Tetracycline, ampillicin, and trimethoprim-sulphamethoxazole are recommended by the Kenyan Ministry of Health for the empiric treatment of diarrhea. These drugs were largely ineffective against Shigella spp. and EAggEC. Our results are consistent with the findings of Yamamoto et al., who found multidrug resistance in EAggEC strains from Thailand, Mexico, Chile, and Peru (12), and suggest that monitoring sensitivity to antibiotics in Kenya is necessary for optimum selection of effective antibiotics and elimination of antibiotics with little therapeutic value. Similarly, the epidemiology, clinical spectrum, and pathogenesis of EAggEC infection and the reservoir of the putative etiologic agent are still poorly understood or unknown. Further clinical, epidemiologic, and laboratory studies are needed to clarify these issues.

Top

References

  1. Levine  MM. that cause diarrhea: enterotoxigenic, enteropathogenic, enteroinvasive, enterohemorrhagic and enteroadherent. J Infect Dis. 1987;15:37789.Escherichia coli
  2. Scaletsky  ICA, Silva  MLM, Trabulsi  LR. Distinctive patterns of adherence of enteropathogenic Escherichia coli to HeLa cells. Infect Immun. 1984;45:5346.PubMed
  3. Nataro  JP, Kaper  JB. Patterns of adherence of diarrhaegenic Escherichia coli to HEp-2 cells. Pediatr Infect Dis J. 1987;6:82931. DOIPubMed
  4. Bhan  MK, Raj  P, Levine  MM. Enteroaggregative Escherichia coli association with persistent diarrhea in a cohort of rural children in India. J Infect Dis. 1989;159:10614.PubMed
  5. Konowalchuk  J, Speirs  JI, Stavric  S. Vero response to a cytotoxin of Escherichia coli. Infect Immun. 1977;18:7759.PubMed
  6. Tomatsukuri  S, Yamamoto  K, Shibata  S, Leaneo  F, Honda  T. Detection of a heat-labile enterotoxin gene in enterotoxigenic Escherichia coli by densitometric evaluation using highly specific enzyme-linked oligonucleotide probes. Eur J Clin Microbiol Infect Dis. 1991;10:104855. DOIPubMed
  7. Pollard  DR, Johnson  WM, Lior  H, Tyler  SD, Rozee  KR. Rapid and specific detection of verotoxin genes in Escherichia coli by the polymerase chain reaction. J Clin Microbiol. 1990;28:5405.PubMed
  8. Cravioto  AR, Gross  J, Scotland  SM, An adhesive factor found in strains of Escherichia coli belonging to the traditional infantile enteropathogenic serotype. Curr Microbiol. 1979;3:959. DOI
  9. Bauer  AW, Kirby  WMM, Sherris  JC, Turk  M. Antibiotic susceptibility testing by a standardized single disc method. Am J Clin Pathol. 1966;4:4936.
  10. Bhan  MK, Arora  NK, Ghai  OP, Ramachandran  K. Major factors in diarrhoea related mortality among rural children. Indian J Med Res. 1986;83:912.PubMed
  11. World Health Organization. Diarrhoeal Disease Control Programme: persistent diarrhoea in children - research priorities. Geneva: World Health Organization; 1985; CDD/DDM/85.1.
  12. Yamamoto  T, Echeverria  P, Yokota  T. Drug resistance and adherence to human intestines of enteroaggregative Escherichia coli. J Infect Dis. 1992;165:7449.PubMed

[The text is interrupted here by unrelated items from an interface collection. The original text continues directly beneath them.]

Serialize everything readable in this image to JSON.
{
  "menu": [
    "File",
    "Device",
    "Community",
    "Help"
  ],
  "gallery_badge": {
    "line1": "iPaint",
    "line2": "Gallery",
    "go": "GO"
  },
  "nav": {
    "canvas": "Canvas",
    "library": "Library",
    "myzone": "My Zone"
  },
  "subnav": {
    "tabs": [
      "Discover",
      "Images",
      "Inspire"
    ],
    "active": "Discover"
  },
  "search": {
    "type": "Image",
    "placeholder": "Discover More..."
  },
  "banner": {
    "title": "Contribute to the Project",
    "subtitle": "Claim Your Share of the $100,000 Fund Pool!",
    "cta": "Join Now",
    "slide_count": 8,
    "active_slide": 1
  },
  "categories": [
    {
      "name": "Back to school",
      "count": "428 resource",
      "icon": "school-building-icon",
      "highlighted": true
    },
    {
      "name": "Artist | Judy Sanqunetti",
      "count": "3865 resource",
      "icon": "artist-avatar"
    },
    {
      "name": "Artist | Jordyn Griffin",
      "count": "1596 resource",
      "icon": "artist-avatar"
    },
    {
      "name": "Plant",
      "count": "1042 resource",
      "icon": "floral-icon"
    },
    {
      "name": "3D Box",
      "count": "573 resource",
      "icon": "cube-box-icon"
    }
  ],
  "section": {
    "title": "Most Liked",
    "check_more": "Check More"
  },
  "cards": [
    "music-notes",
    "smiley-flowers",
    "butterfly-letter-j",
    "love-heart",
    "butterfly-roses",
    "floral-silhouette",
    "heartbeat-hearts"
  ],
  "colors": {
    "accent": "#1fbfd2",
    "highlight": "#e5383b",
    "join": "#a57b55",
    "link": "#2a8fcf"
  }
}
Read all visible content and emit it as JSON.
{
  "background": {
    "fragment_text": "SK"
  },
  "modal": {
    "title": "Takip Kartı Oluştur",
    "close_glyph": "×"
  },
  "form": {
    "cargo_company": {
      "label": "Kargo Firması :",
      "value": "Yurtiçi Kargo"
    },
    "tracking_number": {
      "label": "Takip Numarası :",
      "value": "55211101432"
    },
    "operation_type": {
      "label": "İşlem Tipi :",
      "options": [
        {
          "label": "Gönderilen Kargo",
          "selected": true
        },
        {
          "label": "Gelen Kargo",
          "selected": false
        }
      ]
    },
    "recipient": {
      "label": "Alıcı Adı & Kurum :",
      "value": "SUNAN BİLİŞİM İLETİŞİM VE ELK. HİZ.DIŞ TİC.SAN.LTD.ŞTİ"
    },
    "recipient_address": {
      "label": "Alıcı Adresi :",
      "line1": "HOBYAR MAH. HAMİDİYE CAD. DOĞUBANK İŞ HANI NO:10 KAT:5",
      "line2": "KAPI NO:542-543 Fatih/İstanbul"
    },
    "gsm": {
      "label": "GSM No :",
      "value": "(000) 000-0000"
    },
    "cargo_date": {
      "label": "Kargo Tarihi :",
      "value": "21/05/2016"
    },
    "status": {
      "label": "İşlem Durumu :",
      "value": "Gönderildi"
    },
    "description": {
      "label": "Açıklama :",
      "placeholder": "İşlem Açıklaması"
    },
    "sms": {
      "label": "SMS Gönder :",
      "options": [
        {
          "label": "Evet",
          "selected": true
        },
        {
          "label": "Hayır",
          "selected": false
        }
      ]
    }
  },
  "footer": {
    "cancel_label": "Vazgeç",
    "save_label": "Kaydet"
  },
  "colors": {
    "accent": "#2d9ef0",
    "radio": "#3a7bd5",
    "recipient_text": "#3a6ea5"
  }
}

Top

Table

Top

Cite This Article

DOI: 10.3201/eid0303.970317

Table of Contents – Volume 3, Number 3—September 1997

Page created: December 21, 2010
Page updated: December 21, 2010
Page reviewed: December 21, 2010
The conclusions, findings, and opinions expressed by authors contributing to this journal do not necessarily reflect the official position of the U.S. Department of Health and Human Services, the Public Health Service, the Centers for Disease Control and Prevention, or the authors' affiliated institutions. Use of trade names is for identification only and does not imply endorsement by any of the groups named above.
file_external